For those of you who shoot with night vision, it is important to know that there is a potential incompatibility if you are using ANVIS lenses. I have a pair of ANVIS9 that I built and have found some interesting issues using these lenses. I cannot see tritium sights or green lasers.
The problem with shooting handguns with night vision is the shallow depth of field. You typically want your objective lenses focused at infinity so you can see the target. However, anything within 2 feet of you will be out of focus. Good luck trying to get hard front sight focus on your handgun iron sights. Tritium can help and it was a technique Don Edwards shared at his Night Fighters Course. When you present your tritium sighted handgun, you superelevate the front sight and then settle it in between the two rear glowing orbs. You can see this below.
In the photo above you can see how bright the tritium sights look with my PVS-14. It has an L3 White Phosphor tube so it does not look green.
I discovered the tritium problem while attending the TNVC Night Fighters course. While I have ANVIS goggles, I have a red dot on my handgun. However, not everyone uses a red dot mounted handgun with night vision. The use of red dots on handguns is awesome. It works in the day and at night. Also, it makes shooting a handgun with night vision a lot easier. There were three other students at the TNVC class who were using ANVIS goggles but they did not have a red dot on their handguns. They could not see their tritium sights.
Here is what the same tritium sights look like when looking through my ANVIS9. It is the coating in the lenses that is cutting out the wavelength that Tritium is giving off.
Another problem is the RMR on my handgun.

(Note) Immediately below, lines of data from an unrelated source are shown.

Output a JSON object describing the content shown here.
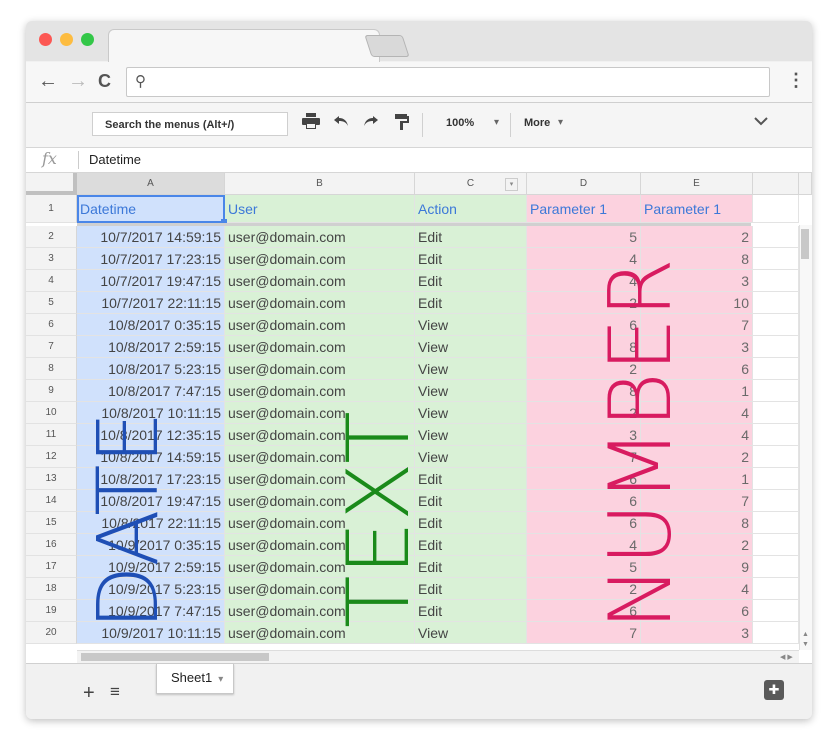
{
  "browser": {
    "nav_back": "←",
    "nav_forward": "→",
    "nav_reload": "C",
    "search_icon": "⚲",
    "menu_icon": "⋮"
  },
  "toolbar": {
    "menu_search": "Search the menus (Alt+/)",
    "zoom": "100%",
    "more": "More"
  },
  "formula": {
    "fx_label": "fx",
    "value": "Datetime"
  },
  "columns": [
    "A",
    "B",
    "C",
    "D",
    "E"
  ],
  "header_row": {
    "number": "1",
    "cells": [
      "Datetime",
      "User",
      "Action",
      "Parameter 1",
      "Parameter 1"
    ]
  },
  "rows": [
    {
      "n": "2",
      "dt": "10/7/2017 14:59:15",
      "user": "user@domain.com",
      "action": "Edit",
      "p1": "5",
      "p2": "2"
    },
    {
      "n": "3",
      "dt": "10/7/2017 17:23:15",
      "user": "user@domain.com",
      "action": "Edit",
      "p1": "4",
      "p2": "8"
    },
    {
      "n": "4",
      "dt": "10/7/2017 19:47:15",
      "user": "user@domain.com",
      "action": "Edit",
      "p1": "4",
      "p2": "3"
    },
    {
      "n": "5",
      "dt": "10/7/2017 22:11:15",
      "user": "user@domain.com",
      "action": "Edit",
      "p1": "2",
      "p2": "10"
    },
    {
      "n": "6",
      "dt": "10/8/2017 0:35:15",
      "user": "user@domain.com",
      "action": "View",
      "p1": "6",
      "p2": "7"
    },
    {
      "n": "7",
      "dt": "10/8/2017 2:59:15",
      "user": "user@domain.com",
      "action": "View",
      "p1": "8",
      "p2": "3"
    },
    {
      "n": "8",
      "dt": "10/8/2017 5:23:15",
      "user": "user@domain.com",
      "action": "View",
      "p1": "2",
      "p2": "6"
    },
    {
      "n": "9",
      "dt": "10/8/2017 7:47:15",
      "user": "user@domain.com",
      "action": "View",
      "p1": "8",
      "p2": "1"
    },
    {
      "n": "10",
      "dt": "10/8/2017 10:11:15",
      "user": "user@domain.com",
      "action": "View",
      "p1": "2",
      "p2": "4"
    },
    {
      "n": "11",
      "dt": "10/8/2017 12:35:15",
      "user": "user@domain.com",
      "action": "View",
      "p1": "3",
      "p2": "4"
    },
    {
      "n": "12",
      "dt": "10/8/2017 14:59:15",
      "user": "user@domain.com",
      "action": "View",
      "p1": "7",
      "p2": "2"
    },
    {
      "n": "13",
      "dt": "10/8/2017 17:23:15",
      "user": "user@domain.com",
      "action": "Edit",
      "p1": "6",
      "p2": "1"
    },
    {
      "n": "14",
      "dt": "10/8/2017 19:47:15",
      "user": "user@domain.com",
      "action": "Edit",
      "p1": "6",
      "p2": "7"
    },
    {
      "n": "15",
      "dt": "10/8/2017 22:11:15",
      "user": "user@domain.com",
      "action": "Edit",
      "p1": "6",
      "p2": "8"
    },
    {
      "n": "16",
      "dt": "10/9/2017 0:35:15",
      "user": "user@domain.com",
      "action": "Edit",
      "p1": "4",
      "p2": "2"
    },
    {
      "n": "17",
      "dt": "10/9/2017 2:59:15",
      "user": "user@domain.com",
      "action": "Edit",
      "p1": "5",
      "p2": "9"
    },
    {
      "n": "18",
      "dt": "10/9/2017 5:23:15",
      "user": "user@domain.com",
      "action": "Edit",
      "p1": "2",
      "p2": "4"
    },
    {
      "n": "19",
      "dt": "10/9/2017 7:47:15",
      "user": "user@domain.com",
      "action": "Edit",
      "p1": "6",
      "p2": "6"
    },
    {
      "n": "20",
      "dt": "10/9/2017 10:11:15",
      "user": "user@domain.com",
      "action": "View",
      "p1": "7",
      "p2": "3"
    }
  ],
  "sheet": {
    "tab_name": "Sheet1",
    "add_icon": "+",
    "list_icon": "≡",
    "explore_icon": "✚"
  },
  "overlays": {
    "date": {
      "text": "DATE",
      "color": "#1f4fb5"
    },
    "text": {
      "text": "TEXT",
      "color": "#1a8a1a"
    },
    "number": {
      "text": "NUMBER",
      "color": "#d81b60"
    }
  },
  "colors": {
    "date_fill": "#d0e1fc",
    "text_fill": "#d9f1d6",
    "number_fill": "#fcd2df",
    "selection": "#4a86e8"
  },
  "icons": [
    "print-icon",
    "undo-icon",
    "redo-icon",
    "paint-format-icon",
    "chevron-down-icon"
  ]
}
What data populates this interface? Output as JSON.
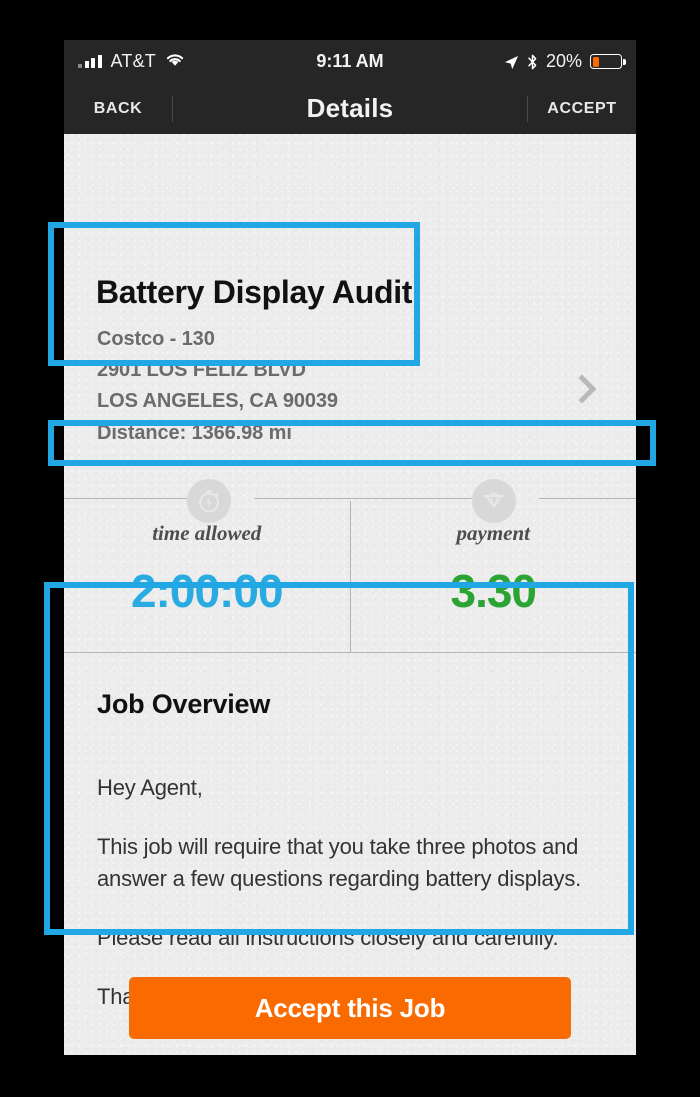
{
  "status_bar": {
    "carrier": "AT&T",
    "wifi_icon": "wifi-icon",
    "time": "9:11 AM",
    "location_icon": "location-arrow-icon",
    "bluetooth_icon": "bluetooth-icon",
    "battery_percent": "20%",
    "battery_level": 20,
    "battery_color": "#f96a00"
  },
  "nav": {
    "back_label": "BACK",
    "title": "Details",
    "accept_label": "ACCEPT"
  },
  "job": {
    "title": "Battery Display Audit",
    "location_name": "Costco - 130",
    "address_line1": "2901 LOS FELIZ BLVD",
    "address_line2": "LOS ANGELES, CA 90039",
    "distance": "Distance: 1366.98 mi",
    "disclosure_icon": "chevron-right-icon"
  },
  "stats": {
    "time": {
      "icon": "stopwatch-icon",
      "label": "time allowed",
      "value": "2:00:00",
      "color": "#29abe2"
    },
    "payment": {
      "icon": "diamond-icon",
      "label": "payment",
      "value": "3.30",
      "color": "#2ca335"
    }
  },
  "overview": {
    "heading": "Job Overview",
    "paragraphs": [
      "Hey Agent,",
      "This job will require that you take three photos and answer a few questions regarding battery displays.",
      "Please read all instructions closely and carefully.",
      "Thank you!"
    ]
  },
  "cta": {
    "label": "Accept this Job",
    "color": "#f96a00"
  },
  "annotations": {
    "highlight_color": "#22a7e5",
    "boxes": [
      {
        "name": "address-block",
        "target": "job.location_name"
      },
      {
        "name": "stat-labels-row",
        "target": "stats"
      },
      {
        "name": "job-overview-block",
        "target": "overview"
      }
    ]
  }
}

It is a dual illumination RMR that is powered by fiber optic or tritium and even though the dot is orange, it is invisible to my ANVIS9.
Don’t Use Green Lasers With ANVIS
Another issue with using ANVIS lenses is trying to use a visible green laser. The special coatings in the lenses can cut out the wavelength of green lasers as well.
There are filters for PVS-14 objective lenses called LIF (Light Interference Filter). They act similarly to the ANVIS Lenses but you can still see tritium. The LIF helps to protect the intensifier tubes from green lasers.
Why Do ANVIS Lenses Do This?
ANVIS night vision is built for aviation purposes. Certain ANVIS lenses have special coatings on them to work in conjunction with specialized cockpit instrumentation panels. However not all ANVIS lenses have the same coatings.
According to this document, there are two types of ANVIS coatings and they are to be used with the correct instrument panels.
Another major issue is if you are using a green dot sight like the MRO Green or Eotech Green. I do not have access to a Green Eotech HWS. I did go to my local gun store, KW Defense, who had a Green MRO and sure enough my ANVIS lenses cannot see the Green dot
For the most part, you won’t have this issue. Not that many night vision goggles use ANVIS lenses and there are three types that I know of. Class A, B, & C. Supposedly I have Class C lenses. I don’t know if Class A or Class B have the sameness incompatibility like mine. As I mentioned before, three students in Don Edwards’ Night Fighters Course experiences issues seeing tritium sights because they had Anvis goggles. I did not get a chance to compare their lenses with mine.
So if you buy a set of night vision goggles with ANVIS objectives lenses, just know that you may have to swap out some of your equipment or buy new equipment to work around the lenses.